**Task**:
The records below are to be retyped in full, without any alteration.

══════

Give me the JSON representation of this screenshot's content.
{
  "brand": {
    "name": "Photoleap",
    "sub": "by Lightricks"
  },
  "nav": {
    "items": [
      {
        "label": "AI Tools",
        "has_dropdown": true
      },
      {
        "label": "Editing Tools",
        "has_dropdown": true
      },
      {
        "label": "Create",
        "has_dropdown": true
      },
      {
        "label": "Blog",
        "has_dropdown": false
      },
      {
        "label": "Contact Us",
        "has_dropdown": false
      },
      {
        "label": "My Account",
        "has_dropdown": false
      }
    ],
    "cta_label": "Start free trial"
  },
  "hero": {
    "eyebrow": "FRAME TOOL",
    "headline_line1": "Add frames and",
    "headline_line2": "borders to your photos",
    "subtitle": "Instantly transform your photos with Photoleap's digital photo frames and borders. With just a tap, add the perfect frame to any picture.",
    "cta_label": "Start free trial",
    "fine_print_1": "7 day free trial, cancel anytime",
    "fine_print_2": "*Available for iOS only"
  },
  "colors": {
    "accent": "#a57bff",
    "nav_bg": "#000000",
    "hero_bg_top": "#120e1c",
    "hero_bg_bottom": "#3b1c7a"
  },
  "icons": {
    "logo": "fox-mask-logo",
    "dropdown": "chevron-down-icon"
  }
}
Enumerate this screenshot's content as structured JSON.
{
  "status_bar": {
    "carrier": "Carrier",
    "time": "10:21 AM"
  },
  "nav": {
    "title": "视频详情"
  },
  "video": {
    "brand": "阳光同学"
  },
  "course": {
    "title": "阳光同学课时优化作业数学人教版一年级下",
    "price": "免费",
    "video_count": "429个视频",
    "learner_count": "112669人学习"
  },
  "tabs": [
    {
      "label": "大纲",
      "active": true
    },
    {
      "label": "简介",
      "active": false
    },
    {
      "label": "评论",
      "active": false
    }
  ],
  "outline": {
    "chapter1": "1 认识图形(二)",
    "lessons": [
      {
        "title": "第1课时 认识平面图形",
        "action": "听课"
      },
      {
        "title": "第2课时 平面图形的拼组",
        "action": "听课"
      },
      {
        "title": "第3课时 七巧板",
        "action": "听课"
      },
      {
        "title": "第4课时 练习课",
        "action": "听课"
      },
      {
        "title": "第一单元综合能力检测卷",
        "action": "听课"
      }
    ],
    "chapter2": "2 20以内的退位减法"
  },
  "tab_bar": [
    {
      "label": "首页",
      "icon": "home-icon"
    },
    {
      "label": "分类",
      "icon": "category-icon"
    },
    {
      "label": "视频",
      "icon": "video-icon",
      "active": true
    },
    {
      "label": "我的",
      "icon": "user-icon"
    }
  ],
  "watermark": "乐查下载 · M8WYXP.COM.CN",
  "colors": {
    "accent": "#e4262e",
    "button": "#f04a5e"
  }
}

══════

**Your response**:
Give me the JSON representation of this screenshot's content.
{
  "brand": {
    "name": "Photoleap",
    "sub": "by Lightricks"
  },
  "nav": {
    "items": [
      {
        "label": "AI Tools",
        "has_dropdown": true
      },
      {
        "label": "Editing Tools",
        "has_dropdown": true
      },
      {
        "label": "Create",
        "has_dropdown": true
      },
      {
        "label": "Blog",
        "has_dropdown": false
      },
      {
        "label": "Contact Us",
        "has_dropdown": false
      },
      {
        "label": "My Account",
        "has_dropdown": false
      }
    ],
    "cta_label": "Start free trial"
  },
  "hero": {
    "eyebrow": "FRAME TOOL",
    "headline_line1": "Add frames and",
    "headline_line2": "borders to your photos",
    "subtitle": "Instantly transform your photos with Photoleap's digital photo frames and borders. With just a tap, add the perfect frame to any picture.",
    "cta_label": "Start free trial",
    "fine_print_1": "7 day free trial, cancel anytime",
    "fine_print_2": "*Available for iOS only"
  },
  "colors": {
    "accent": "#a57bff",
    "nav_bg": "#000000",
    "hero_bg_top": "#120e1c",
    "hero_bg_bottom": "#3b1c7a"
  },
  "icons": {
    "logo": "fox-mask-logo",
    "dropdown": "chevron-down-icon"
  }
}
Enumerate this screenshot's content as structured JSON.
{
  "status_bar": {
    "carrier": "Carrier",
    "time": "10:21 AM"
  },
  "nav": {
    "title": "视频详情"
  },
  "video": {
    "brand": "阳光同学"
  },
  "course": {
    "title": "阳光同学课时优化作业数学人教版一年级下",
    "price": "免费",
    "video_count": "429个视频",
    "learner_count": "112669人学习"
  },
  "tabs": [
    {
      "label": "大纲",
      "active": true
    },
    {
      "label": "简介",
      "active": false
    },
    {
      "label": "评论",
      "active": false
    }
  ],
  "outline": {
    "chapter1": "1 认识图形(二)",
    "lessons": [
      {
        "title": "第1课时 认识平面图形",
        "action": "听课"
      },
      {
        "title": "第2课时 平面图形的拼组",
        "action": "听课"
      },
      {
        "title": "第3课时 七巧板",
        "action": "听课"
      },
      {
        "title": "第4课时 练习课",
        "action": "听课"
      },
      {
        "title": "第一单元综合能力检测卷",
        "action": "听课"
      }
    ],
    "chapter2": "2 20以内的退位减法"
  },
  "tab_bar": [
    {
      "label": "首页",
      "icon": "home-icon"
    },
    {
      "label": "分类",
      "icon": "category-icon"
    },
    {
      "label": "视频",
      "icon": "video-icon",
      "active": true
    },
    {
      "label": "我的",
      "icon": "user-icon"
    }
  ],
  "watermark": "乐查下载 · M8WYXP.COM.CN",
  "colors": {
    "accent": "#e4262e",
    "button": "#f04a5e"
  }
}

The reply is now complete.